The occupy movement has come to small claims court. In a blow to both trial attorneys and the American Honda Motor Company, a lone Honda Civic Hybrid owner has prevailed in small claims court. Los Angeles County Court Commissioner Douglas Carnahan found that Heather Peters has a legitimate claim against Honda for her 2006 Civic Hybrid that has been averaging less than 30 miles per gallon. Commissioner Carnahan awarded Peters $9,867.19 in damages, which is virtually the maximum amount allowed in small claims court ($10,000). The case has drawn national attention because Peters chose to side-step the ongoing class action lawsuit against Honda for the very same issue (Paduano v. American Honda Motor Co., Inc.). In the Paduano case, previous-generation Honda Civic Hybrid owners are offered a tiny fraction of what was awarded Peters. As with many class-action lawsuits, a substantial portion of the settlement money will go to the trial lawyers that brought the case to court. By opting out of that case and choosing to pursue her claim in small claims court, Peters has succeeded in increasing her potential award to $10,000 in a courtroom setting that precludes lawyers (as with all small claims court cases, neither Honda nor Peters were allowed to be represented by attorneys). Peters told the Los Angeles Times that she sued Honda after learning that the proposed settlement covering her 2006 vehicle would pay trial lawyers $8.5 million while Civic hybrid owners would get as little as $100 and rebate coupons for the purchase of a new car. It should be noted that this case doesn’t hinge on the car’s failure to meet Environmental Protection Agency (EPA) fuel economy ratings in normal driving.

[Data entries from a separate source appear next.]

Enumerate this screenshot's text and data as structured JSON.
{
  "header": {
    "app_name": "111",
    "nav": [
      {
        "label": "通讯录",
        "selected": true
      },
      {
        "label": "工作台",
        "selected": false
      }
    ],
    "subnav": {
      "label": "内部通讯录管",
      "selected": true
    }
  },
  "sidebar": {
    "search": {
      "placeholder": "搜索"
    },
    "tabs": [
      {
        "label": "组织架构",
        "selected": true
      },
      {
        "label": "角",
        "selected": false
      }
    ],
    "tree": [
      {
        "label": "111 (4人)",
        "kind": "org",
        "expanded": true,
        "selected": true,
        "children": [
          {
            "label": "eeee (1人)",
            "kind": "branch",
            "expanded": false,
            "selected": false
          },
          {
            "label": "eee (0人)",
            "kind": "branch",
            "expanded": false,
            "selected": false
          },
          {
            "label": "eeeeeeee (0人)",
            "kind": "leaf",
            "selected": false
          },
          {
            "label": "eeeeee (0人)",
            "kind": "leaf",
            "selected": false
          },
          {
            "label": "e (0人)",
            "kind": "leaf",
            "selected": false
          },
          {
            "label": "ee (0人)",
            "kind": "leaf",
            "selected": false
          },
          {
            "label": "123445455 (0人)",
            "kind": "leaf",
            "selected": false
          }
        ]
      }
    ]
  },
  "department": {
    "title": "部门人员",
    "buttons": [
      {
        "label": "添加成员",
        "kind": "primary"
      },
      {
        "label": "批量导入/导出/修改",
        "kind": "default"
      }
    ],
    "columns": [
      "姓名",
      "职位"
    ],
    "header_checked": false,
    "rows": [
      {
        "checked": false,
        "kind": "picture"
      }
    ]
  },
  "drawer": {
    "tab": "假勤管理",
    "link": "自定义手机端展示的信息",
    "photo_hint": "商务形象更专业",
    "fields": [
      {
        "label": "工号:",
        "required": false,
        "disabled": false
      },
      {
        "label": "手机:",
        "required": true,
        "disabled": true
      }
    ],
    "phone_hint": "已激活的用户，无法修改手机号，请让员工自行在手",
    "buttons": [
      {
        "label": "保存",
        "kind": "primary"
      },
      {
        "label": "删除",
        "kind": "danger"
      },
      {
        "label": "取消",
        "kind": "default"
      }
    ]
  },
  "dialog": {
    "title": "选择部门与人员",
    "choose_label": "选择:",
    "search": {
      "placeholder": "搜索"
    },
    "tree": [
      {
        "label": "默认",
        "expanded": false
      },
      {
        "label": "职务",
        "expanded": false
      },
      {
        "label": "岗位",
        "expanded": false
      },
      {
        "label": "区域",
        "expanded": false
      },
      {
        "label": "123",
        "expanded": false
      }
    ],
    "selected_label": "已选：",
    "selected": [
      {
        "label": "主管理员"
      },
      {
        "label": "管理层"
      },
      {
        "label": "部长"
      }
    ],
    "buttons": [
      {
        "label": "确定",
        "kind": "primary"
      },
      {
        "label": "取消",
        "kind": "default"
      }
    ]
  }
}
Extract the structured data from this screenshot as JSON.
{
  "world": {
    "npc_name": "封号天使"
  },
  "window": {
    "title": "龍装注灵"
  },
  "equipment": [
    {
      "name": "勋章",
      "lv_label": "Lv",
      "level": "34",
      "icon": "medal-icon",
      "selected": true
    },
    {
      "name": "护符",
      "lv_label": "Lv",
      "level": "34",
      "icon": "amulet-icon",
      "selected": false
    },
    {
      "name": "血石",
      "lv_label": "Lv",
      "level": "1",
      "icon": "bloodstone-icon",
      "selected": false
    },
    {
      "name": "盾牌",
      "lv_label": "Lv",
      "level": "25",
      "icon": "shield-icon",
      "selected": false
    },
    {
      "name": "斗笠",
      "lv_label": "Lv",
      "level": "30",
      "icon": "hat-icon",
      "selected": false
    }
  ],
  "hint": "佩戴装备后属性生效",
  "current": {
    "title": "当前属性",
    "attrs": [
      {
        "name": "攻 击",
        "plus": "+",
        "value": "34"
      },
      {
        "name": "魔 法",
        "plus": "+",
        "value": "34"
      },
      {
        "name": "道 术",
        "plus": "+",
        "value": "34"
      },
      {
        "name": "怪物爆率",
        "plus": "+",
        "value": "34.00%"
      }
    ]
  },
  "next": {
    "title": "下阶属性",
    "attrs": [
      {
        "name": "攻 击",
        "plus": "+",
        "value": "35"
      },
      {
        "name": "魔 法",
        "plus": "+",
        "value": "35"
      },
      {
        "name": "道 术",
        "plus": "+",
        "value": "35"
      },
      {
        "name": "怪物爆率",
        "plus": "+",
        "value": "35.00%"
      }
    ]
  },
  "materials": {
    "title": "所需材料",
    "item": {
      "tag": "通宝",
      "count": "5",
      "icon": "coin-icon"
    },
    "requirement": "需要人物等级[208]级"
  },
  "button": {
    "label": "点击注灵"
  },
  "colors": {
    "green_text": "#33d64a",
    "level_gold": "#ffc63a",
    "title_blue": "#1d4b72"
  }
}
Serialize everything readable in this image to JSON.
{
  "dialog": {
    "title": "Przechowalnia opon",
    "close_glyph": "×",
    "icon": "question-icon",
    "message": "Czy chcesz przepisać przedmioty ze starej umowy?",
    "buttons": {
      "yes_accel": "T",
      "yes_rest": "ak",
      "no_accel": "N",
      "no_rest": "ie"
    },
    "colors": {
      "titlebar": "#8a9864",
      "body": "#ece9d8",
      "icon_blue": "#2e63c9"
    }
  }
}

It’s not uncommon for many drivers to find that the EPA ratings can be illusive in their day-to-day driving—particularly cars prior to 2008 (EPA changed its testing methods in 2008 to more closely reflect normal driving patterns). The previous-generation Honda Civic Hybrid is unique in that the car company discovered its hybrid batteries would prematurely fail if the car’s software were not modified to rely less on the batteries. “Even if Honda's advertising was totally honest at the point of sale, last year Honda tricked Civic Hybrid owners into doing an irreversible software update,” said Peters. “The letter said that the update would ‘help prevent early IMA battery deterioration…but Honda didn't tell us that it would do this by reprogramming the engine to use more gas and would drastically reduce MPG.” Peters asserts that her car has been getting less than 30 miles per gallon since the update. "We disagree with the judgment rendered in this case, and we plan to appeal the decision," Honda informed the Times. “In taking the case to Los Angeles County Superior Court, the company will be allowed to bring in its army of lawyers to try to overturn the small-claims judgment,” says Jerry Hirsch of the Times. “Even so, Peters' win was ‘amazing’ and could affect litigation strategy in California and other states that don't allow lawyers to represent either side in Small Claims Court,” said Pepperdine University’s Donald Earl Childress III to Hirsch. Childress teaches civil procedure at its school of law. Heather Peters wants to help other Honda Civic Hybrid owners bring their own cases to small claims court. Toward this end, she has posted her own website, dontsettlewithhonda.org. The deadline in which owners can “opt out” of the class action lawsuit and pursue their own claim is about to expire. Peters, however, has a page devoted to helping owners “opt out”. - RN